South Africa’s vaccination drive for children appears to be gaining some momentum with the Department of Health confirming that more than 35 000 jabs have been administered as of Friday evening, 22 October 2021. That figure is likely to have increased, as some parents may have opted to take advantage of the weekend and have their children vaccinated during that period. Close to 94 000 registrations for the vaccine on the department’s Electronic Vaccination Data System (EVDS).
Criticism towards children’s vaccination rollout
Children between the ages of 12 and 17 started queueing up for the COVID-19 vaccine on Wednesday. The cohort is being administered one shot of the Pfizer vaccine, something which some health experts have taken issue with.
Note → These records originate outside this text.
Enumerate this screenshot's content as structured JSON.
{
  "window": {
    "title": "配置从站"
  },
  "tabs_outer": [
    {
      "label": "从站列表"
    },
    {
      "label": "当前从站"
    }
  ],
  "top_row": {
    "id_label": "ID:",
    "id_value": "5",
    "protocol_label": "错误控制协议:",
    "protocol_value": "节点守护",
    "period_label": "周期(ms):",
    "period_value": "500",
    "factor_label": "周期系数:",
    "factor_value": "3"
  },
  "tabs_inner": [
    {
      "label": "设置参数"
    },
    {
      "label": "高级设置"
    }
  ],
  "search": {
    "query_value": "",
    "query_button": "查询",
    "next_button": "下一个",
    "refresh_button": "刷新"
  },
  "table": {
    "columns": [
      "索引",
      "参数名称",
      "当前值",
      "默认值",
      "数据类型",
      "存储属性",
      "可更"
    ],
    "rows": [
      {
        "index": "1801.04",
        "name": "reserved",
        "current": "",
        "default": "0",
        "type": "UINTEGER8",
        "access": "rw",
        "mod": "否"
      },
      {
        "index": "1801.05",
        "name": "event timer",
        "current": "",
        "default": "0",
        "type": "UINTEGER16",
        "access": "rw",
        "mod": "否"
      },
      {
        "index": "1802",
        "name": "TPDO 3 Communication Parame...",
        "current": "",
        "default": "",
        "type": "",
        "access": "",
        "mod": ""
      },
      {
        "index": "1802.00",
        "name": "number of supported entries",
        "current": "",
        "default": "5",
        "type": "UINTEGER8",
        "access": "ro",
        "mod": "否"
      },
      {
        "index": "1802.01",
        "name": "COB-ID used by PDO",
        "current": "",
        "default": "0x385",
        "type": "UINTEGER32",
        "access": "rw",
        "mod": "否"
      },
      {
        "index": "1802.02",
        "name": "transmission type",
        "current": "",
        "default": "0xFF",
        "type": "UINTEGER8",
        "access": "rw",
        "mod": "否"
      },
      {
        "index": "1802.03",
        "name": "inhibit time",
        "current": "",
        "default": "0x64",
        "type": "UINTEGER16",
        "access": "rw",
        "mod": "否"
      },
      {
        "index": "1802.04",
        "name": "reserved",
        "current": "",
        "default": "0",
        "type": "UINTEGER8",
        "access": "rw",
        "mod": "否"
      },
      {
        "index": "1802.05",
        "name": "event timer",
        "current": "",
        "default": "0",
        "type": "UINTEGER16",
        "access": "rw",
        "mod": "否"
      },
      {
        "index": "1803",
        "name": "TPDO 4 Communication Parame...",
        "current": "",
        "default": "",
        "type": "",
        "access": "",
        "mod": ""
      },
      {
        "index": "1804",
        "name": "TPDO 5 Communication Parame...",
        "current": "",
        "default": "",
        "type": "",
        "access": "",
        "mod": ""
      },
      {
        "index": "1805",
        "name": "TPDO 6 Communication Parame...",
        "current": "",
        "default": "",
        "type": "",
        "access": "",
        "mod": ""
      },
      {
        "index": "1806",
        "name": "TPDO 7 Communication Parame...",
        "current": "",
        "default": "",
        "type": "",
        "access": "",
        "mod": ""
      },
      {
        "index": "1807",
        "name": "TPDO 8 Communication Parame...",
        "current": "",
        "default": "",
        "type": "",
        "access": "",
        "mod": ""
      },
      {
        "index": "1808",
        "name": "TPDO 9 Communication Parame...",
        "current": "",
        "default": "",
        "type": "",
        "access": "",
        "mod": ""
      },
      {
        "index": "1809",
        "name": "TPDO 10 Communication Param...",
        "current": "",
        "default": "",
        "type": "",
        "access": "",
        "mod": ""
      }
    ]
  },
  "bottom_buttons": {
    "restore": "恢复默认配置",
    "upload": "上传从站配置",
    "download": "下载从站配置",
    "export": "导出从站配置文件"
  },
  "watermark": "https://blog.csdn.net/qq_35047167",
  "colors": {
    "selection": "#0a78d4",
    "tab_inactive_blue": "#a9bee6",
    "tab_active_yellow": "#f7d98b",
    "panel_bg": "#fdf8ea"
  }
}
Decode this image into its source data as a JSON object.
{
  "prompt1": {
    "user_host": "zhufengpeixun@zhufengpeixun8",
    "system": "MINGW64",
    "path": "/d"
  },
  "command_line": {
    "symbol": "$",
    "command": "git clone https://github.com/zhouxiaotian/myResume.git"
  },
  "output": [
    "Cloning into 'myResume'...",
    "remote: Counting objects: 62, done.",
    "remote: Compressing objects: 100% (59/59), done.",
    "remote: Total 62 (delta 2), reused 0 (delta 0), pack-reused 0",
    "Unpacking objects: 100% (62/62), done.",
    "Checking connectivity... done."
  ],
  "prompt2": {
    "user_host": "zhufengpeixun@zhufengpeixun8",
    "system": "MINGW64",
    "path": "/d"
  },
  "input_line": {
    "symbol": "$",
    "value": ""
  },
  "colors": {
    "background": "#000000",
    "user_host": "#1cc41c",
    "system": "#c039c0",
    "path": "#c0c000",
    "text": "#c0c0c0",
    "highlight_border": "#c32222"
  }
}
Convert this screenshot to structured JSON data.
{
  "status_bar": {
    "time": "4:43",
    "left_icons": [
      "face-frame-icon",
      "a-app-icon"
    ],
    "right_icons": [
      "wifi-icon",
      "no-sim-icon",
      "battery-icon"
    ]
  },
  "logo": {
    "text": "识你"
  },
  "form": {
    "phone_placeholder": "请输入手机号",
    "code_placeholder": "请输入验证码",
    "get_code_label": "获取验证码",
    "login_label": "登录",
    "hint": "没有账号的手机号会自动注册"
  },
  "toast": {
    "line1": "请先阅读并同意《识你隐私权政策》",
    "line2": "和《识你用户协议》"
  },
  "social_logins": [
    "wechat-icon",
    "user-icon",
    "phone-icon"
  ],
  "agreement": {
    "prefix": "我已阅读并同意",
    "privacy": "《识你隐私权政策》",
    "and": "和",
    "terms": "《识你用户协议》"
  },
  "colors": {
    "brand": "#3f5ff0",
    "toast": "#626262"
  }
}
Wits University’s Professor Shabir Madhi says while vaccinating minors is a good decision, he has emphasised that the country’s elderly should have been prioritised, particularly because they are the most vulnerable. Madhi has also questioned why the South African Health Products Regulatory Authority (SAHPRA) chose to give the greenlight for only a single dose of the Pfizer to be administered to the cohort.
A bone of contention regarding the vaccination of children is the fact that they don’t need parental consent in order to line up for the jabs, something which the Health Department’s Dr Nicholas Crisp stressed is permitted by law.
“So, the children’s Act makes provisions for children from the age of 12 to 17 — in other words, not yet an adult to give their own consent for medical treatment and there are provisions, sub-clauses of the Children’s Act that explain which children can get consent for what. So, children do not need their parents’ consent generally for any medical treatment and there are specific guidelines for that but parents can give consent for their children to get vaccinated,” Crisp said.
As of Saturday evening, 23 October, over 21 million vaccine doses have been given and more than 11 million people in South Africa are now fully jabbed against COVID-19 – around 35% of the country’s adult population.